Current immunotherapy has limited efficacy on metastatic castrate-resistant prostate cancer (mCRPC). We therefore sought to improve the antitumor ability of mCRPC patient-derived CD8+ T-cells by the endowment of specificity to prostate-specific membrane antigen (PSMA) and insensitivity to immunosuppressant molecule transforming growth factor-β (TGF-ß) under the control of herpes simplex virus-1 thymidine kinase. CD8+ T-cells were collected by leukapheresis and cultured in a Food and Drug Administration-approved Cell Processing Work Station. We developed a chimeric antigen receptor retroviral construct using an anti-PSMA chimeric immunoglobulin-T-cell receptor(ζ) gene (PZ1) and dominant negative TGF-ß type II receptor (TßRIIDN), that could induce CD8+ T-cells to be PSMA reactive and insensitive to TGF-ß. Cr51 release assay was performed on PC-3 and PC-3-PSMA. The further antitumor functions of PSMA-specific, TGF-ß insensitive CD8+ T-cells was evaluated using an immunodeficient RAG-1-/- mouse model. We found PSMA-specific, TGF-ß insensitive CD8+ T-cells from mCRPC were expanded with strong expression of PZ1 and thymidine kinase genes, and their growth was not suppressed by TGF-ß. The survival of these cells decreased sharply after treatment with ganciclovir. Treatment of PSMA-specific TGF-ß, insensitive CD8+ T-cells was associated with 61.58% specific lysis on PC-3-PSMA, and significantly suppressed PC3-PSMA tumor compared with the PC3 tumor. A large amount of tumor apoptosis and CD8+ T-cell infiltration were found only in the PC3-PSMA tumor. This study verified that PSMA-specific, TGF-ß insensitive CD8+ T-cells derived from mCRPC patients could be successfully expanded and used to overcome the immunosuppressive effects of the tumor microenvironment to control PSMA-expressing PC in vitro and in vivo.
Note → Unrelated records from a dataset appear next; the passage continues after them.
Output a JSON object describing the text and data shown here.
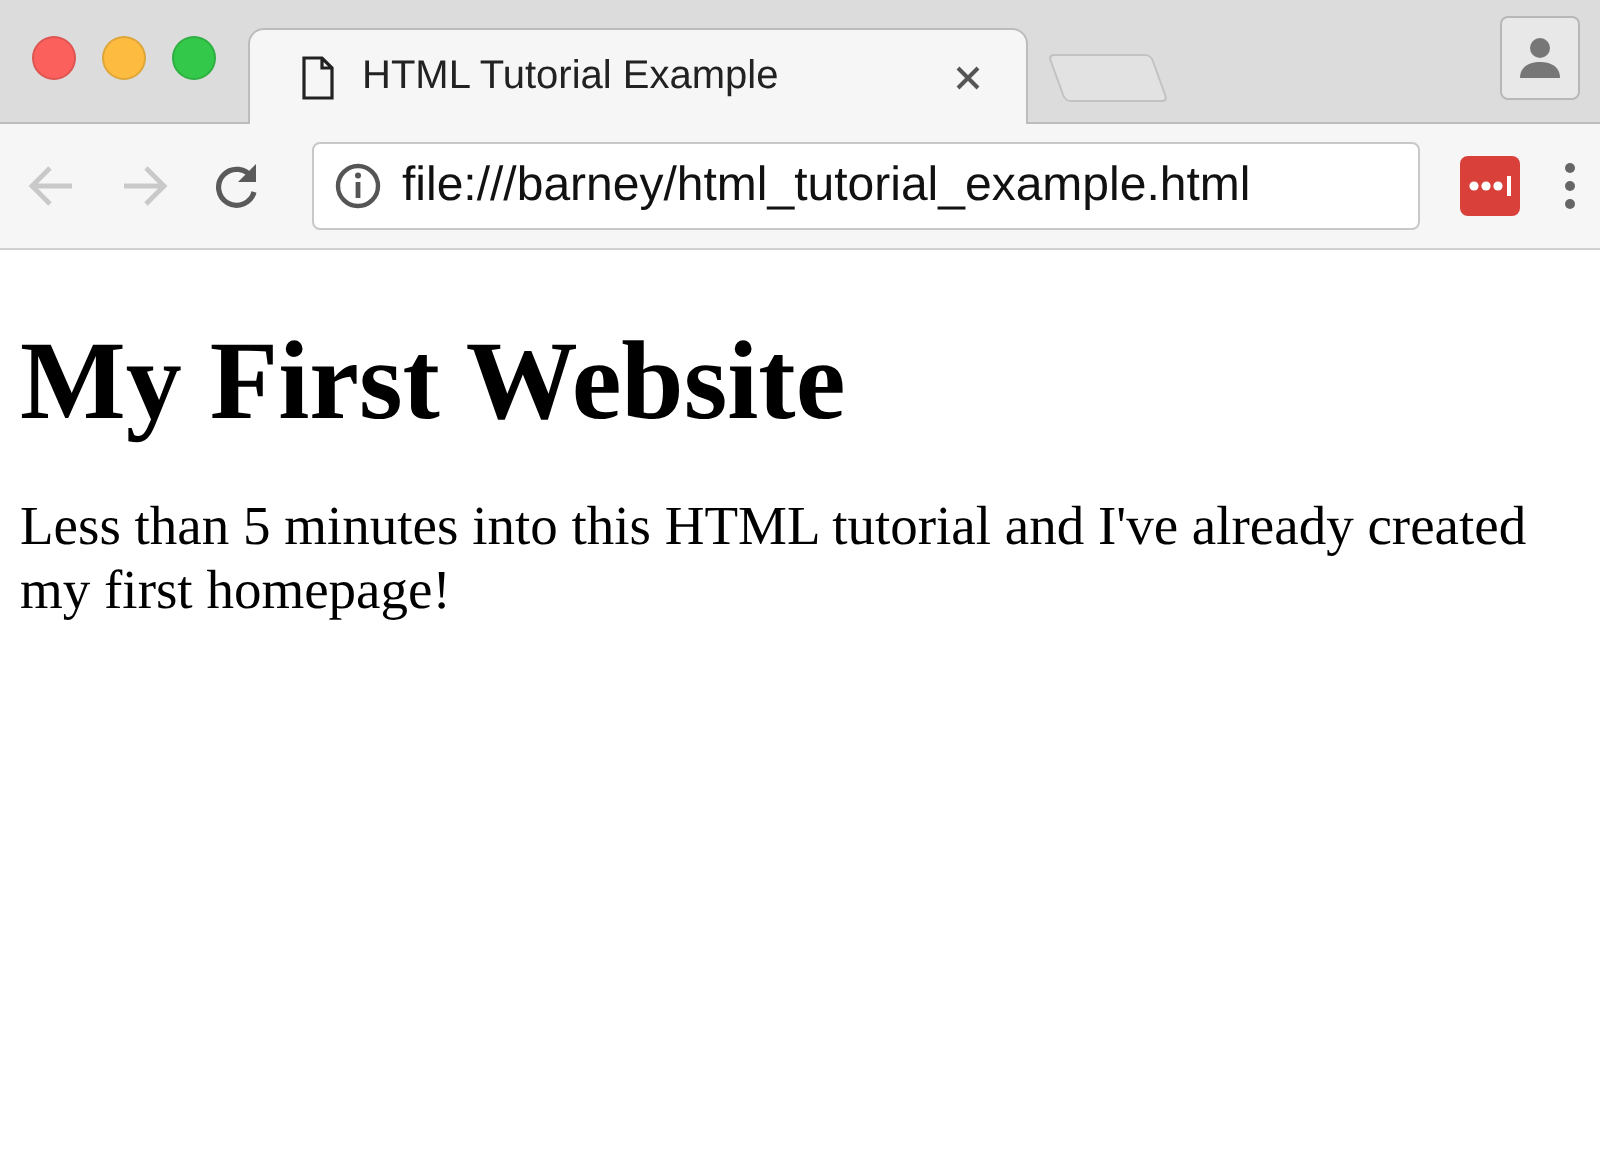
{
  "window": {
    "controls": [
      {
        "color": "#fc605c"
      },
      {
        "color": "#fdbc40"
      },
      {
        "color": "#34c84a"
      }
    ]
  },
  "tabs": [
    {
      "title": "HTML Tutorial Example",
      "selected": true
    }
  ],
  "toolbar": {
    "back": {
      "disabled": true
    },
    "forward": {
      "disabled": true
    },
    "address": "file:///barney/html_tutorial_example.html"
  },
  "page": {
    "heading": "My First Website",
    "paragraph": "Less than 5 minutes into this HTML tutorial and I've already created my first homepage!"
  }
}
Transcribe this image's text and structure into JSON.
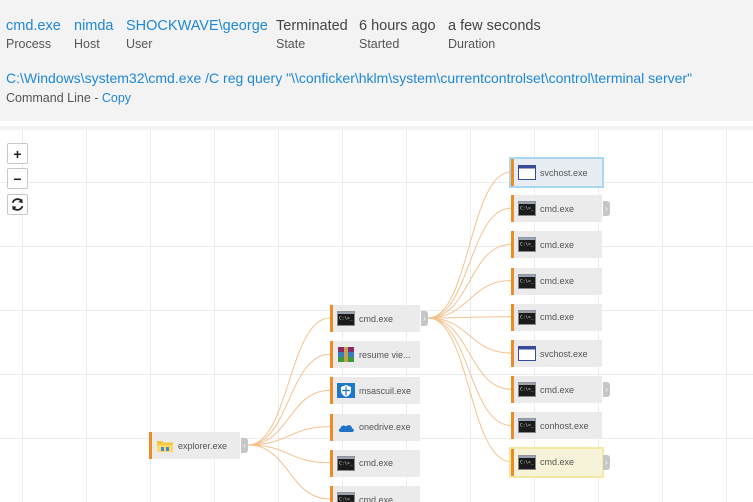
{
  "process": {
    "value": "cmd.exe",
    "label": "Process"
  },
  "host": {
    "value": "nimda",
    "label": "Host"
  },
  "user": {
    "value": "SHOCKWAVE\\george",
    "label": "User"
  },
  "state": {
    "value": "Terminated",
    "label": "State"
  },
  "started": {
    "value": "6 hours ago",
    "label": "Started"
  },
  "duration": {
    "value": "a few seconds",
    "label": "Duration"
  },
  "command_line": {
    "value": "C:\\Windows\\system32\\cmd.exe /C reg query \"\\\\conficker\\hklm\\system\\currentcontrolset\\control\\terminal server\"",
    "label": "Command Line - ",
    "copy_label": "Copy"
  },
  "zoom": {
    "in": "+",
    "out": "−",
    "reset_icon": "refresh-icon"
  },
  "accent": "#f08a24",
  "link_color": "#1f87d6",
  "graph": {
    "root": {
      "name": "explorer.exe",
      "icon": "explorer-folder-icon"
    },
    "level1": [
      {
        "name": "cmd.exe",
        "icon": "console-icon",
        "expanded": true
      },
      {
        "name": "resume vie...",
        "icon": "archive-icon"
      },
      {
        "name": "msascuil.exe",
        "icon": "defender-shield-icon"
      },
      {
        "name": "onedrive.exe",
        "icon": "onedrive-cloud-icon"
      },
      {
        "name": "cmd.exe",
        "icon": "console-icon"
      },
      {
        "name": "cmd.exe",
        "icon": "console-icon"
      }
    ],
    "level2": [
      {
        "name": "svchost.exe",
        "icon": "window-icon",
        "highlight": "blue"
      },
      {
        "name": "cmd.exe",
        "icon": "console-icon",
        "has_children": true
      },
      {
        "name": "cmd.exe",
        "icon": "console-icon"
      },
      {
        "name": "cmd.exe",
        "icon": "console-icon"
      },
      {
        "name": "cmd.exe",
        "icon": "console-icon"
      },
      {
        "name": "svchost.exe",
        "icon": "window-icon"
      },
      {
        "name": "cmd.exe",
        "icon": "console-icon",
        "has_children": true
      },
      {
        "name": "conhost.exe",
        "icon": "console-icon"
      },
      {
        "name": "cmd.exe",
        "icon": "console-icon",
        "has_children": true,
        "highlight": "yellow"
      }
    ]
  }
}
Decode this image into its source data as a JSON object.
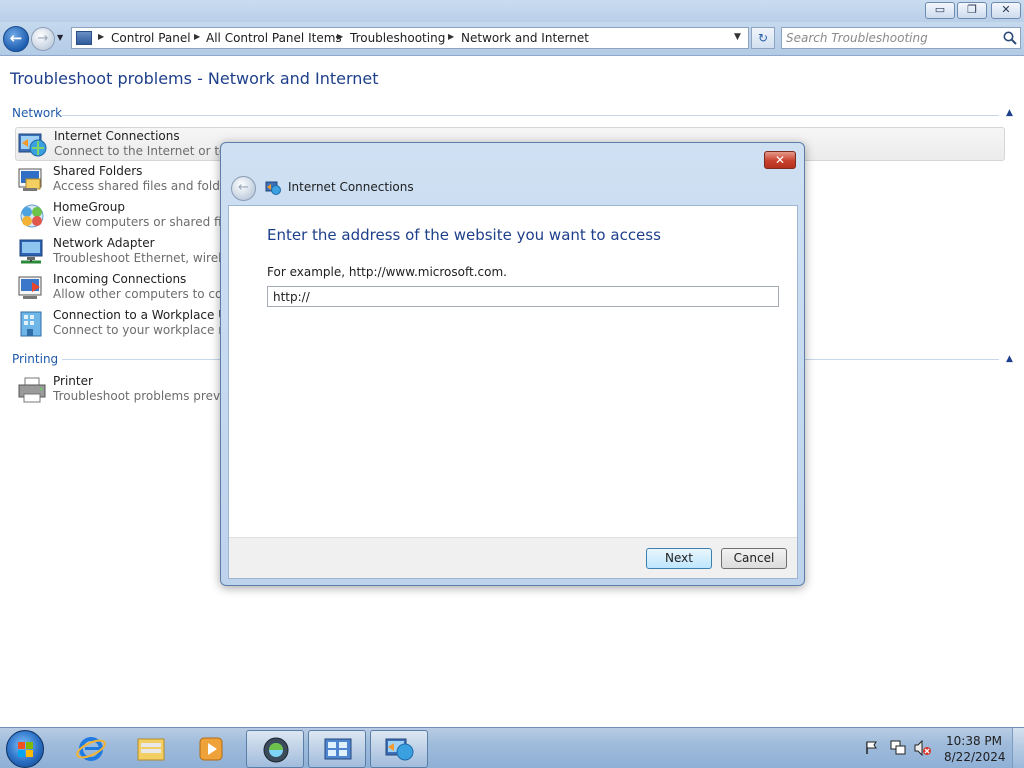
{
  "window": {
    "caption_buttons": {
      "minimize": "▭",
      "maximize": "❐",
      "close": "✕"
    }
  },
  "nav": {
    "back_glyph": "←",
    "forward_glyph": "→",
    "recent_glyph": "▼",
    "breadcrumbs": [
      "Control Panel",
      "All Control Panel Items",
      "Troubleshooting",
      "Network and Internet"
    ],
    "crumb_separator": "▶",
    "address_dropdown_glyph": "▼",
    "refresh_glyph": "↻",
    "search_placeholder": "Search Troubleshooting"
  },
  "content": {
    "page_title": "Troubleshoot problems - Network and Internet",
    "sections": [
      {
        "header": "Network",
        "items": [
          {
            "title": "Internet Connections",
            "description": "Connect to the Internet or to a p",
            "icon": "internet-connections-icon",
            "selected": true
          },
          {
            "title": "Shared Folders",
            "description": "Access shared files and folders o",
            "icon": "shared-folders-icon",
            "selected": false
          },
          {
            "title": "HomeGroup",
            "description": "View computers or shared files i",
            "icon": "homegroup-icon",
            "selected": false
          },
          {
            "title": "Network Adapter",
            "description": "Troubleshoot Ethernet, wireless,",
            "icon": "network-adapter-icon",
            "selected": false
          },
          {
            "title": "Incoming Connections",
            "description": "Allow other computers to comm",
            "icon": "incoming-connections-icon",
            "selected": false
          },
          {
            "title": "Connection to a Workplace Usin",
            "description": "Connect to your workplace netw",
            "icon": "workplace-connection-icon",
            "selected": false
          }
        ]
      },
      {
        "header": "Printing",
        "items": [
          {
            "title": "Printer",
            "description": "Troubleshoot problems prevent",
            "icon": "printer-icon",
            "selected": false
          }
        ]
      }
    ],
    "collapse_glyph": "▲"
  },
  "dialog": {
    "title": "Internet Connections",
    "close_glyph": "✕",
    "back_glyph": "←",
    "heading": "Enter the address of the website you want to access",
    "example_text": "For example, http://www.microsoft.com.",
    "url_value": "http://",
    "next_label": "Next",
    "cancel_label": "Cancel"
  },
  "taskbar": {
    "pinned": [
      {
        "name": "internet-explorer",
        "active": false
      },
      {
        "name": "windows-explorer",
        "active": false
      },
      {
        "name": "media-player",
        "active": false
      },
      {
        "name": "orb-app",
        "active": true
      },
      {
        "name": "control-panel",
        "active": true
      },
      {
        "name": "troubleshooter",
        "active": true
      }
    ],
    "clock_time": "10:38 PM",
    "clock_date": "8/22/2024"
  },
  "colors": {
    "link_blue": "#1e3f8a",
    "section_blue": "#1e5aa8",
    "dialog_frame": "#bdd3ec",
    "close_red": "#c8412c"
  }
}
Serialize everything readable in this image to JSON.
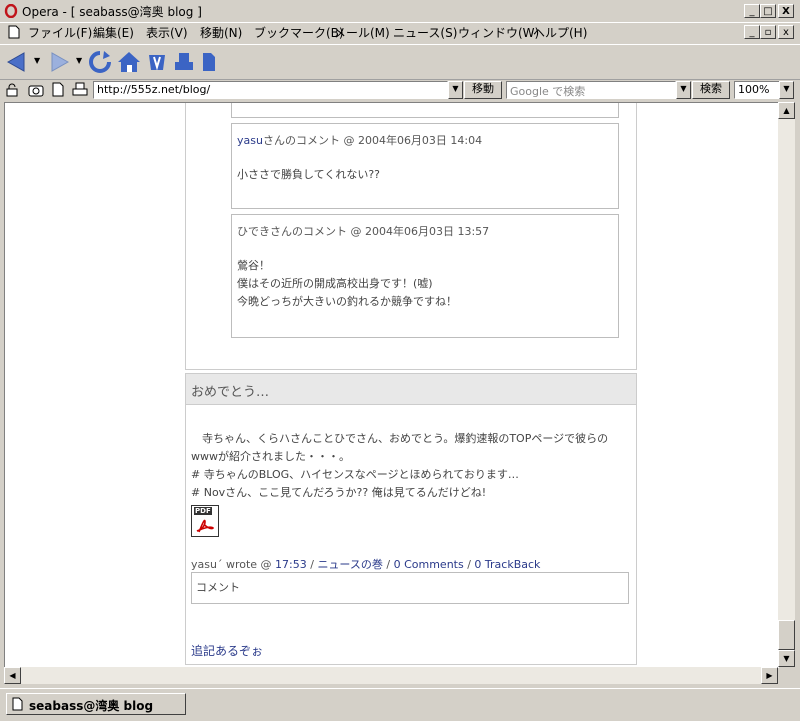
{
  "window": {
    "title": "Opera - [ seabass@湾奥 blog ]",
    "controls": [
      "_",
      "□",
      "X"
    ]
  },
  "menu": [
    "ファイル(F)",
    "編集(E)",
    "表示(V)",
    "移動(N)",
    "ブックマーク(B)",
    "メール(M)",
    "ニュース(S)",
    "ウィンドウ(W)",
    "ヘルプ(H)"
  ],
  "address": {
    "url": "http://555z.net/blog/",
    "go_label": "移動",
    "search_placeholder": "Google で検索",
    "search_label": "検索",
    "zoom": "100%"
  },
  "comments": [
    {
      "author": "yasu",
      "suffix": "さんのコメント @ 2004年06月03日 14:04",
      "lines": [
        "小ささで勝負してくれない??"
      ]
    },
    {
      "author": "ひでき",
      "suffix": "さんのコメント @ 2004年06月03日 13:57",
      "lines": [
        "鶯谷！",
        "僕はその近所の開成高校出身です！(嘘)",
        "今晩どっちが大きいの釣れるか競争ですね！"
      ]
    }
  ],
  "entry": {
    "title": "おめでとう…",
    "body": [
      "　寺ちゃん、くらハさんことひでさん、おめでとう。爆釣速報のTOPページで彼らの",
      "wwwが紹介されました・・・。",
      "# 寺ちゃんのBLOG、ハイセンスなページとほめられております…",
      "# Novさん、ここ見てんだろうか?? 俺は見てるんだけどね!"
    ],
    "pdf_label": "PDF",
    "meta_prefix": "yasu´ wrote @ ",
    "time": "17:53",
    "sep": " / ",
    "category": "ニュースの巻",
    "comments_link": "0 Comments",
    "trackback_link": "0 TrackBack",
    "comment_box": "コメント",
    "addendum": "追記あるぞぉ"
  },
  "tab": {
    "label": "seabass@湾奥 blog"
  },
  "colors": {
    "accent": "#2a3a8a",
    "header_bg": "#e8e8e8"
  }
}
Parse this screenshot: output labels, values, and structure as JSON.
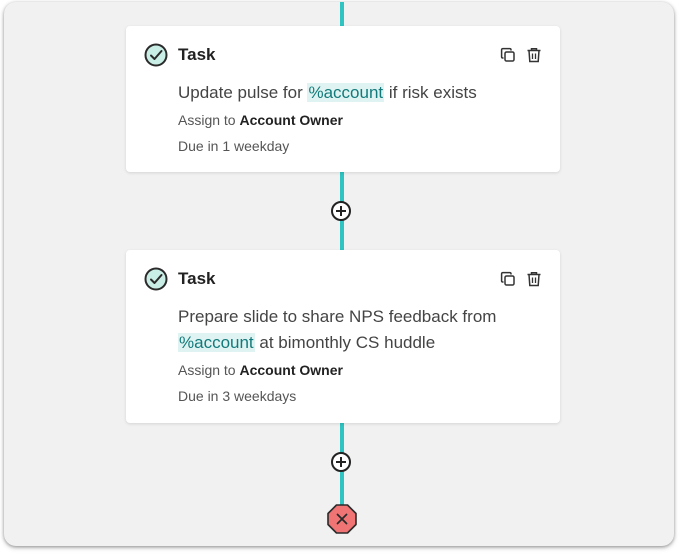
{
  "colors": {
    "connector": "#2fc4c1",
    "token_text": "#137a7b",
    "token_bg": "#dff4f2",
    "check_fill": "#c9eee6",
    "end_node": "#f07474"
  },
  "tasks": [
    {
      "type_label": "Task",
      "desc_before": "Update pulse for ",
      "token": "%account",
      "desc_after": " if risk exists",
      "assign_prefix": "Assign to ",
      "assignee": "Account Owner",
      "due": "Due in 1 weekday"
    },
    {
      "type_label": "Task",
      "desc_before": "Prepare slide to share NPS feedback from ",
      "token": "%account",
      "desc_after": " at bimonthly CS huddle",
      "assign_prefix": "Assign to ",
      "assignee": "Account Owner",
      "due": "Due in 3 weekdays"
    }
  ],
  "icons": {
    "check": "check-circle-icon",
    "copy": "copy-icon",
    "trash": "trash-icon",
    "add": "plus-circle-icon",
    "end": "close-octagon-icon"
  }
}
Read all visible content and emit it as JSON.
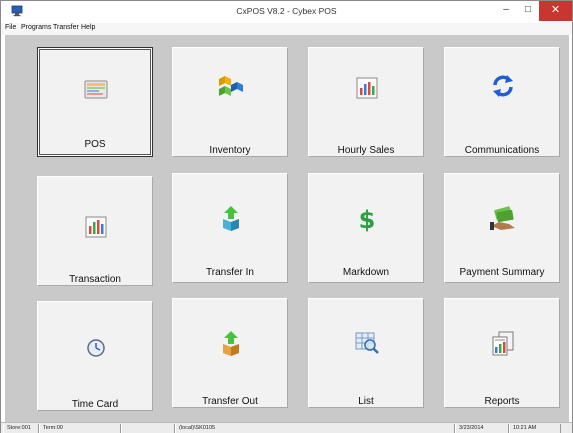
{
  "window": {
    "title": "CxPOS V8.2 - Cybex POS",
    "minimize_glyph": "–",
    "maximize_glyph": "□",
    "close_glyph": "✕"
  },
  "menu": {
    "items": [
      {
        "label": "File"
      },
      {
        "label": "Programs"
      },
      {
        "label": "Transfer"
      },
      {
        "label": "Help"
      }
    ]
  },
  "tiles": [
    {
      "label": "POS",
      "icon": "pos-screen-icon"
    },
    {
      "label": "Inventory",
      "icon": "inventory-cubes-icon"
    },
    {
      "label": "Hourly Sales",
      "icon": "bar-chart-icon"
    },
    {
      "label": "Communications",
      "icon": "sync-arrows-icon"
    },
    {
      "label": "Transaction",
      "icon": "transaction-chart-icon"
    },
    {
      "label": "Transfer In",
      "icon": "box-arrow-in-icon"
    },
    {
      "label": "Markdown",
      "icon": "dollar-sign-icon"
    },
    {
      "label": "Payment Summary",
      "icon": "money-hand-icon"
    },
    {
      "label": "Time Card",
      "icon": "clock-icon"
    },
    {
      "label": "Transfer Out",
      "icon": "box-arrow-out-icon"
    },
    {
      "label": "List",
      "icon": "list-magnifier-icon"
    },
    {
      "label": "Reports",
      "icon": "report-document-icon"
    }
  ],
  "status": {
    "store": "Store:001",
    "term": "Term:00",
    "blank": "",
    "server": "(local)\\SK0105",
    "date": "3/23/2014",
    "time": "10:21 AM"
  },
  "colors": {
    "workspace": "#c9c9c9",
    "tile": "#f2f2f2",
    "close": "#c7372f"
  }
}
This may provide a promising approach for men with mCRPC who fail androgen deprivation therapy.